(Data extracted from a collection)
+---+
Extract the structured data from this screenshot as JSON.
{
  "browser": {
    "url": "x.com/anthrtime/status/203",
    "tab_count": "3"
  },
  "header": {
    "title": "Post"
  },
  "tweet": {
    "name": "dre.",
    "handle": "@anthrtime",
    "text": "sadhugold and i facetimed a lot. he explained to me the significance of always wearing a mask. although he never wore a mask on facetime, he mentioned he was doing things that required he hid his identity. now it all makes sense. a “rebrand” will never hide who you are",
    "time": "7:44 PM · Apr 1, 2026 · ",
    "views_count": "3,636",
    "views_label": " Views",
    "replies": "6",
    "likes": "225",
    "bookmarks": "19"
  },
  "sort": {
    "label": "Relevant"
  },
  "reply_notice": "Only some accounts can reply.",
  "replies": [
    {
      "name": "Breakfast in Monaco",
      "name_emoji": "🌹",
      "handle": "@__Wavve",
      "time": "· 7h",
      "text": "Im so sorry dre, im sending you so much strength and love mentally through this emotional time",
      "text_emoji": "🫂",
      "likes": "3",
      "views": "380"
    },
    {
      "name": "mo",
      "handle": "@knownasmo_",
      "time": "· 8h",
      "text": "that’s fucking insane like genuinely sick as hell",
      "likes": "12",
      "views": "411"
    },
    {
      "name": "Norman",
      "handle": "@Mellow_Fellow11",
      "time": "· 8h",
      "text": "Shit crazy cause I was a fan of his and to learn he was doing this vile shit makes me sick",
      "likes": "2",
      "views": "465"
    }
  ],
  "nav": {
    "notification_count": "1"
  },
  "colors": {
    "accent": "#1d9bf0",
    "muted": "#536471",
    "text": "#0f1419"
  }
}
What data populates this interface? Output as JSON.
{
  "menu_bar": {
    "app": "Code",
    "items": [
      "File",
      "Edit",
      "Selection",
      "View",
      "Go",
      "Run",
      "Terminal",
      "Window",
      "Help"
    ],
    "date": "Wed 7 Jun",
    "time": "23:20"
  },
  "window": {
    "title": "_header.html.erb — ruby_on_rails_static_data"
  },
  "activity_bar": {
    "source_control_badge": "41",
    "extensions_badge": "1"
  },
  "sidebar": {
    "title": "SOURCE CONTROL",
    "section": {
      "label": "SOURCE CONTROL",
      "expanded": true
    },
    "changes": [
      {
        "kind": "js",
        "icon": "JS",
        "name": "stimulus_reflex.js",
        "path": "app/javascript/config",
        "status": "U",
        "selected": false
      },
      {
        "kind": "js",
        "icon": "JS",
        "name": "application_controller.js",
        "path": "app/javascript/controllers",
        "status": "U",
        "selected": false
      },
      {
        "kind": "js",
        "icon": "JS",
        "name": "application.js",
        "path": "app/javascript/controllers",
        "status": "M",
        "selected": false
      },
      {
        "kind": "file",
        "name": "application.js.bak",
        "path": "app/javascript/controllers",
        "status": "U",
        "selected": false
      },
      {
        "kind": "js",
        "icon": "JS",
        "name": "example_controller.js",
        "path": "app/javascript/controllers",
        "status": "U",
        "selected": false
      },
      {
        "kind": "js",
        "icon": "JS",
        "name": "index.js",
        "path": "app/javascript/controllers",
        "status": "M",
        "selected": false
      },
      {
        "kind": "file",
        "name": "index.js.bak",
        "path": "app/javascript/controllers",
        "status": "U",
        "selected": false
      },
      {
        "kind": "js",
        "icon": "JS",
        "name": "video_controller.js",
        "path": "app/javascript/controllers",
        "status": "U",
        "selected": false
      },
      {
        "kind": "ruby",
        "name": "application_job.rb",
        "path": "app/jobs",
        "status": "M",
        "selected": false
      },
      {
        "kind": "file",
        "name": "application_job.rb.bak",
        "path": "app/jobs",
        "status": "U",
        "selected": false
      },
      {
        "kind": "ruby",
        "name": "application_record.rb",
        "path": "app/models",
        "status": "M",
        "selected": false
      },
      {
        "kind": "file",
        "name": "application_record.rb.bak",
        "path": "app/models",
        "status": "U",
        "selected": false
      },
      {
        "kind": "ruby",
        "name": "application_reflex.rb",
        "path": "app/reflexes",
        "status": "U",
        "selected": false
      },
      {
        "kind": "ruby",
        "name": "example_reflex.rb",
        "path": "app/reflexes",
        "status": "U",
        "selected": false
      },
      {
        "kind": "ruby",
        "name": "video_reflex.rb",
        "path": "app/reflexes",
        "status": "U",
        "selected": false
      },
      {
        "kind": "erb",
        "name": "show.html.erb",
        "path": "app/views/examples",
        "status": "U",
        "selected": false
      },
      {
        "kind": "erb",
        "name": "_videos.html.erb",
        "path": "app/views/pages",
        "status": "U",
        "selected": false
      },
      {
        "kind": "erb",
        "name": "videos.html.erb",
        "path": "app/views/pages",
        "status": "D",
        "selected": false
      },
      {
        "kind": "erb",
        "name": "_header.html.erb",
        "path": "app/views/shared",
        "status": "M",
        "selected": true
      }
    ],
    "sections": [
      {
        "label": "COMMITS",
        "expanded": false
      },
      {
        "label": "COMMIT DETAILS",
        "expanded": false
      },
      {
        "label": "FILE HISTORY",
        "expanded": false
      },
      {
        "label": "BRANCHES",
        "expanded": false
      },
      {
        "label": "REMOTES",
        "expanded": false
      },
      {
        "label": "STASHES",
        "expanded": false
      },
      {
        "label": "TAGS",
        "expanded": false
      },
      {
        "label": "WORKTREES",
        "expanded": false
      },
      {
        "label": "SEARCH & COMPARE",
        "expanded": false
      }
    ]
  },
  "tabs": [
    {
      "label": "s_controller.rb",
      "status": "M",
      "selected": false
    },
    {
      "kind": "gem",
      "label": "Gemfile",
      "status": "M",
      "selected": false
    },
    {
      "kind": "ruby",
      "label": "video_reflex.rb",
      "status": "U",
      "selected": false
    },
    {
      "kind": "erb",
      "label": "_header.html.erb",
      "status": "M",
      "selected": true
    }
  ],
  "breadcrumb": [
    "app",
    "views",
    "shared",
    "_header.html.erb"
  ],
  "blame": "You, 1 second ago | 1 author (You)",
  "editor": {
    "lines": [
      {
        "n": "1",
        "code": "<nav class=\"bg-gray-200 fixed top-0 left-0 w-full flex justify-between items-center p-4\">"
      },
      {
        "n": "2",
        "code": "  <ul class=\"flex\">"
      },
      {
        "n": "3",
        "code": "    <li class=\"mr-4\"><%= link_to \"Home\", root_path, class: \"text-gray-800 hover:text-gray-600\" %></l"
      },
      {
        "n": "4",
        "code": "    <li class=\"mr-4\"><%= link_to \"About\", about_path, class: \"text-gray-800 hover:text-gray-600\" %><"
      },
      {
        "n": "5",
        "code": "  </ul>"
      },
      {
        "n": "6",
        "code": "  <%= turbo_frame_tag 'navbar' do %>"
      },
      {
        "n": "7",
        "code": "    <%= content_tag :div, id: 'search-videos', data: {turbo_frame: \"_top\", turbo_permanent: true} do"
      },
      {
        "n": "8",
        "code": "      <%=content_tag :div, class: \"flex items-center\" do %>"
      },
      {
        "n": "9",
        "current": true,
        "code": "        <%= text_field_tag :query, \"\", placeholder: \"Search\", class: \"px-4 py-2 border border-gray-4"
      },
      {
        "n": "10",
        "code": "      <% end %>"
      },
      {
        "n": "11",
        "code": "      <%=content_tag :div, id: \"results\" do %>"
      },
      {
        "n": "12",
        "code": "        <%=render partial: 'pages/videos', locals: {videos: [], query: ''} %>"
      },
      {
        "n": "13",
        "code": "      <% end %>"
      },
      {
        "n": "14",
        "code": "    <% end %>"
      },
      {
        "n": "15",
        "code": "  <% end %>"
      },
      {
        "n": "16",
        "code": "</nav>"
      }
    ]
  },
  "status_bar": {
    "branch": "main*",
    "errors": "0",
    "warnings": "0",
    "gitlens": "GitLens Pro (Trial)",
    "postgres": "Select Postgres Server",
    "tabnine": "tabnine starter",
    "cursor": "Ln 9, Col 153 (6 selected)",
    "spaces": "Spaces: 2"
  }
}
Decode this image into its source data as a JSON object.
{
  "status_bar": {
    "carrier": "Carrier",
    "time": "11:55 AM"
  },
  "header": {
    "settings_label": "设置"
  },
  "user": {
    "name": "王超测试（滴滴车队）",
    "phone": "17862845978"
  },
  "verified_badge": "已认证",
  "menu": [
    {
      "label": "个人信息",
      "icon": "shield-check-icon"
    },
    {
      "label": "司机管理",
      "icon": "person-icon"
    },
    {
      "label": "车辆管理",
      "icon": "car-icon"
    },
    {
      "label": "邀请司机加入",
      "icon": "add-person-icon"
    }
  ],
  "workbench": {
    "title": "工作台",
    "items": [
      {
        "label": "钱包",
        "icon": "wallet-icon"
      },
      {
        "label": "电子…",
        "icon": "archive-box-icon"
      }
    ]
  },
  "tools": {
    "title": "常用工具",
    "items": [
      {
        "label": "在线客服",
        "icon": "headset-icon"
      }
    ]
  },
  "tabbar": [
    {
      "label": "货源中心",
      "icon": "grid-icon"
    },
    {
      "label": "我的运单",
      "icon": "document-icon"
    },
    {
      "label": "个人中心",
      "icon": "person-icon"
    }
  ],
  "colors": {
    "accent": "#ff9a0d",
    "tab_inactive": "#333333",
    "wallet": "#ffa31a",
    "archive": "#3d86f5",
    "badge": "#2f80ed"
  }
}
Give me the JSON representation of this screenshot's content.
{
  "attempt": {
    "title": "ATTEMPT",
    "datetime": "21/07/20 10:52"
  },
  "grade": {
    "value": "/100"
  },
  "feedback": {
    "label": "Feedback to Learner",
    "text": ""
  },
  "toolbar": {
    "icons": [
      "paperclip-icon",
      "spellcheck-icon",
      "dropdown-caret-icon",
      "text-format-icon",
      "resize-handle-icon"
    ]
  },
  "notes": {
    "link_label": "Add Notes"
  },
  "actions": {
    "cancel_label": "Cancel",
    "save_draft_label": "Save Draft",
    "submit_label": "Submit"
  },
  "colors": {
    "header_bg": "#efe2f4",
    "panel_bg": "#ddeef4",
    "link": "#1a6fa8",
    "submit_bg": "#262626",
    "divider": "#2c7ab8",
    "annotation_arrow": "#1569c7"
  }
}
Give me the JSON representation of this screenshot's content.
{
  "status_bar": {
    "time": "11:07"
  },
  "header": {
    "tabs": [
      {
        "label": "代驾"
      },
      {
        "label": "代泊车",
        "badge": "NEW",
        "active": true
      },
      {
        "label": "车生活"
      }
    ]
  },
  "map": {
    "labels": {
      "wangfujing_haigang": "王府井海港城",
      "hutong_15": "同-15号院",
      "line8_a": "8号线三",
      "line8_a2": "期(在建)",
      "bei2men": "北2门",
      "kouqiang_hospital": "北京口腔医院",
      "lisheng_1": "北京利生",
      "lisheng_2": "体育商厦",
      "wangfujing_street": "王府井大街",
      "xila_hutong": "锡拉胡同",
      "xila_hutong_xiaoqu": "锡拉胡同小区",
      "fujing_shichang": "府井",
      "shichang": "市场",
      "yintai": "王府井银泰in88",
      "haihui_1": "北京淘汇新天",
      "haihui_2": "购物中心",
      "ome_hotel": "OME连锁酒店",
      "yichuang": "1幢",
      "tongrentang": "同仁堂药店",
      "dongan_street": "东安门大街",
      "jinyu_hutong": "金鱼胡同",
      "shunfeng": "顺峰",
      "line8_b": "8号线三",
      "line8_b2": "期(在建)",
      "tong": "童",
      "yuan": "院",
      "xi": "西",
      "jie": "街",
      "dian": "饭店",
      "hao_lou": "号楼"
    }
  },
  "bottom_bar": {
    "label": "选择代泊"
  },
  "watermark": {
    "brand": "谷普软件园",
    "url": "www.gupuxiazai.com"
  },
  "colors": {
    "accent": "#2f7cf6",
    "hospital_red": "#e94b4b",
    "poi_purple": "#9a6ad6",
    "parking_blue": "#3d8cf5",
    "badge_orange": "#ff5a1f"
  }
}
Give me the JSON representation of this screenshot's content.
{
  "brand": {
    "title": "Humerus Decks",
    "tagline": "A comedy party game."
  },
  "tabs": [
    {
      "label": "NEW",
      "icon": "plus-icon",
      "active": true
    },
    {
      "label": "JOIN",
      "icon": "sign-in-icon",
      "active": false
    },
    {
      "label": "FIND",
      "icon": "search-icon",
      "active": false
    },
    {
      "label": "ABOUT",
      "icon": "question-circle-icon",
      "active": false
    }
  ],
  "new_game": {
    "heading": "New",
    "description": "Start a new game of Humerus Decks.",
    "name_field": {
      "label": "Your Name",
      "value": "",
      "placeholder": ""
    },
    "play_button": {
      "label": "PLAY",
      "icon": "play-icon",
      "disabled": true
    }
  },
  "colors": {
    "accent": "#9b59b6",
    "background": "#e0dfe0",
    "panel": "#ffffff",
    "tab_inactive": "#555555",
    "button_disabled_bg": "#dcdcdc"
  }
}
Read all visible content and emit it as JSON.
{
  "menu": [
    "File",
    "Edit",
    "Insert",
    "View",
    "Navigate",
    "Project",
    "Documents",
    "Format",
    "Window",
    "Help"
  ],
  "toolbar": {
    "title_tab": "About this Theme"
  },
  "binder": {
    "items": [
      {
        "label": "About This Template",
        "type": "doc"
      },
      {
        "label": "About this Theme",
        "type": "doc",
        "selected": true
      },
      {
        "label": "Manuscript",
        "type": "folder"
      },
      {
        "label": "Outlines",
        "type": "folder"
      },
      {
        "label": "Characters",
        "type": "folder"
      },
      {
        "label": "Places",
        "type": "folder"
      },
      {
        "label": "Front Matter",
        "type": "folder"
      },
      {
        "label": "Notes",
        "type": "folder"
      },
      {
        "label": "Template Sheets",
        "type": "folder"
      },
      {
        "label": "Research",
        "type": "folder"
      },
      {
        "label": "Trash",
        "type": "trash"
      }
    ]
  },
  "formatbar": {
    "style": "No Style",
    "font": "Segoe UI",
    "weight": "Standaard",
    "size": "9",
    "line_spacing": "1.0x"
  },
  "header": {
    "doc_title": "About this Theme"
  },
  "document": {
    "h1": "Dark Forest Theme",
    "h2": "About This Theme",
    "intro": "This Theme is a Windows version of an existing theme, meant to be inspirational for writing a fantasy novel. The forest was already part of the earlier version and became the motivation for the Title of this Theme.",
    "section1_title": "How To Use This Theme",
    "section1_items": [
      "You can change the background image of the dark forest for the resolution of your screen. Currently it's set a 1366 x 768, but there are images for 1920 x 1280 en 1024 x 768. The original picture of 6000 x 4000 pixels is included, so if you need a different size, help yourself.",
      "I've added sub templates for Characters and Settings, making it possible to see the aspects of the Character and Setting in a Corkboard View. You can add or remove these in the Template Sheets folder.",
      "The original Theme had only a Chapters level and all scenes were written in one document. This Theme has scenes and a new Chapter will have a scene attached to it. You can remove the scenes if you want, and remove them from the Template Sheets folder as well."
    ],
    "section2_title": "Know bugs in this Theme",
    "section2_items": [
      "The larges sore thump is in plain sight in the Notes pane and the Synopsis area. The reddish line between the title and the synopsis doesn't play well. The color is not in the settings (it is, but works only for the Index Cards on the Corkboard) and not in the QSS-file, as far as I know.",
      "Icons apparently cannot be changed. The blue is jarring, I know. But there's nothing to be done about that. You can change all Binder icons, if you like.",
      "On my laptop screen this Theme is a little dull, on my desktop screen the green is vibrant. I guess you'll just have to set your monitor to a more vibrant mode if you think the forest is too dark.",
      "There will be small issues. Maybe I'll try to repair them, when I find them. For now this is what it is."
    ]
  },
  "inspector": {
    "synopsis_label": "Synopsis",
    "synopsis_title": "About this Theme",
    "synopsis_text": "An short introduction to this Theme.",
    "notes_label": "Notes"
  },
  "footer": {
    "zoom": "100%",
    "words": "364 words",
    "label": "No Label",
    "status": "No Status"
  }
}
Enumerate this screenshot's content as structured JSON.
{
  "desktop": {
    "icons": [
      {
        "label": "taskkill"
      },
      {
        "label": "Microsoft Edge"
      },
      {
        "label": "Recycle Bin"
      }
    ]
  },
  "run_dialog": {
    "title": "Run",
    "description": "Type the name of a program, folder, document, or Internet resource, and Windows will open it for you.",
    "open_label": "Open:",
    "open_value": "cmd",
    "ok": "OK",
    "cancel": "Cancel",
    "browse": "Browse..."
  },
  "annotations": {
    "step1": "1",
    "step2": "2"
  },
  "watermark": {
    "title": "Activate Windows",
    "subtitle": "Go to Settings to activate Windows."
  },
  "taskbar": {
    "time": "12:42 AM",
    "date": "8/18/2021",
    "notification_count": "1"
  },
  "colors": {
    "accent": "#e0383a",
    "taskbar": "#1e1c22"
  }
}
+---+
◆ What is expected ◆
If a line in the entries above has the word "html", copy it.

◆ Exercise answer ◆
    "title": "_header.html.erb — ruby_on_rails_static_data"
        "name": "show.html.erb",
        "name": "_videos.html.erb",
        "name": "videos.html.erb",
        "name": "_header.html.erb",
      "label": "_header.html.erb",
    "_header.html.erb"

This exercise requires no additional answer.